Like many readers, I buy books with the best of intentions and yet often don’t act upon them, i.e. read my own damn books. To wit, I own nine Barbara Pym but had only read two of them. Now I’m up to three! Because I read Pym’s No Fond Return of Love, first published in 1961, for the Back to the Classics Challenge 2018 category “Classic by a Woman Author”.
One of the most delightful things about No Fond Return of Love was the realization that there is a “Pymverse” of London in the late 1950’s in which many (maybe all?) of Barbara Pym’s characters operate. For careful readers there is a tiny Easter egg from Excellent Women in Less Than Angels and now I found another follow up tidbit from Less than Angels in No Fond Return of Love. I love this idea and really look forward to discovering more of these little surprises as I read more of Pym’s works.
No Fond Return of Love covers familiar territory found in her other books: academia, marriage vs singledom and the Anglican Church. The main protagonist is Dulcie Mainwaring who decides to attend a weekend conference on publishing (she works freelance as an indexer and research) to help her get over her broken engagement. Dulcie likes researching people as well. ‘I love finding out about people’, said Dulcie, ‘I suppose it’s a sort of compensation for the dreariness of everyday life’. I have to imagine that Dulcie shares this curiosity about in the lives of strangers with Barbara Pym herself.
At the conference, Dulcie meets the rather difficult and sulky Viola Dace, a fellow indexer and Aylwin Forbes, a handsome, married forty-something author with whom both Viola and Dulcie maybe, sort-of fall in love.
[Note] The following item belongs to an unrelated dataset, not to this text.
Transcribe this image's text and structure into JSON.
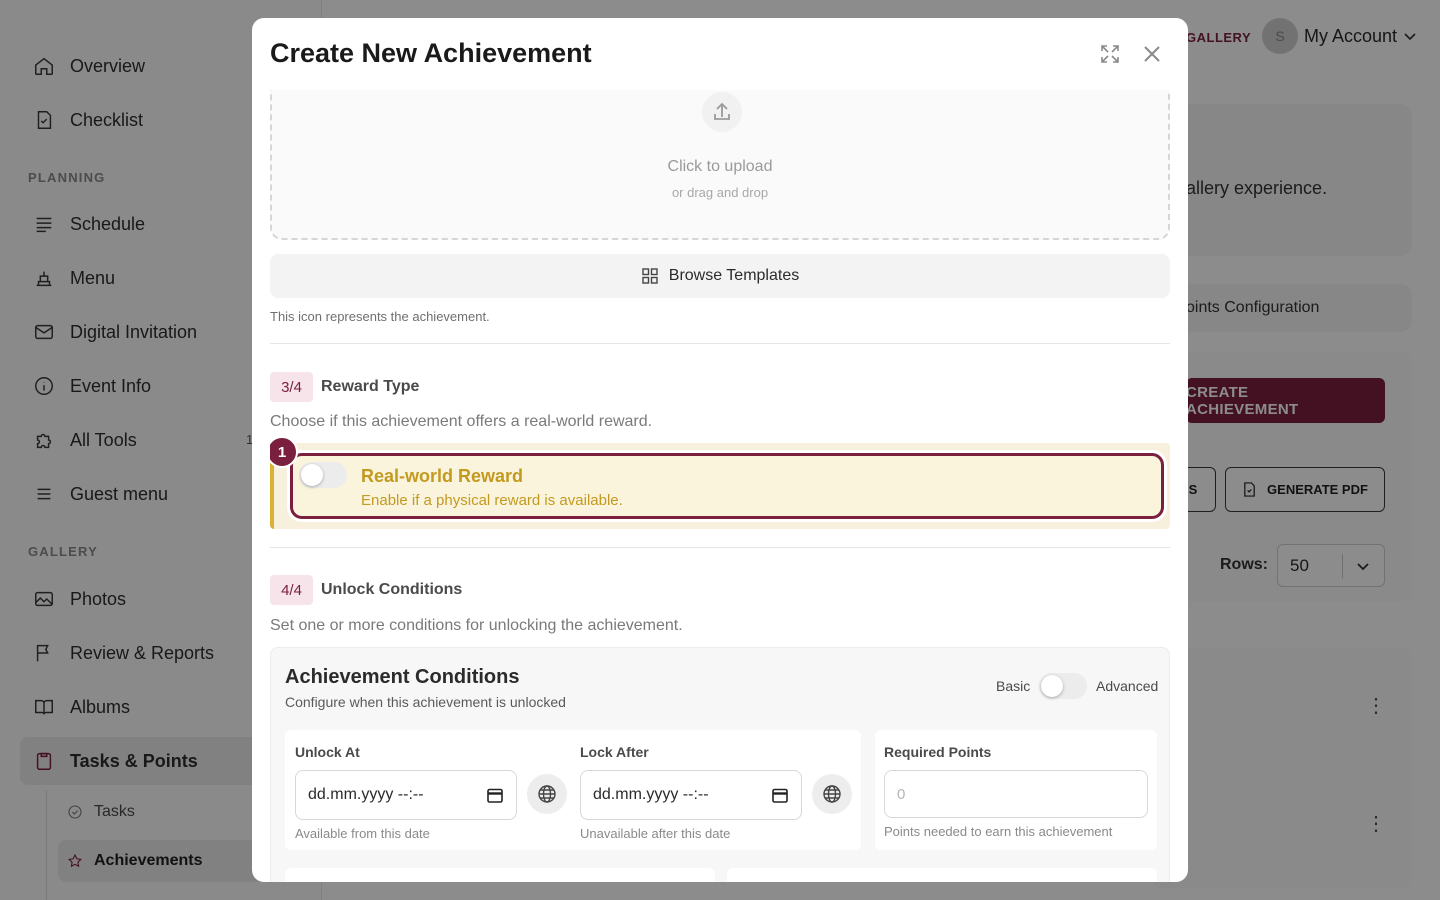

It’s all very Pymsian as their lives intertwine, making the London suburbs seem more like a cozy village rather than a sprawling metropole. And as usual, I laughed out loud multiple times. The humor is so subtle and surprising. I can see where Pym’s humor would not be to every reader’s taste, but when you get it, you really get it if you know what I mean.
This is now the last book that I needed to read for the Back to the Classics Challenge 2018. Not as early as some but still happy to be crossing the finish line in good time! My wrap up post will be forthcoming. :D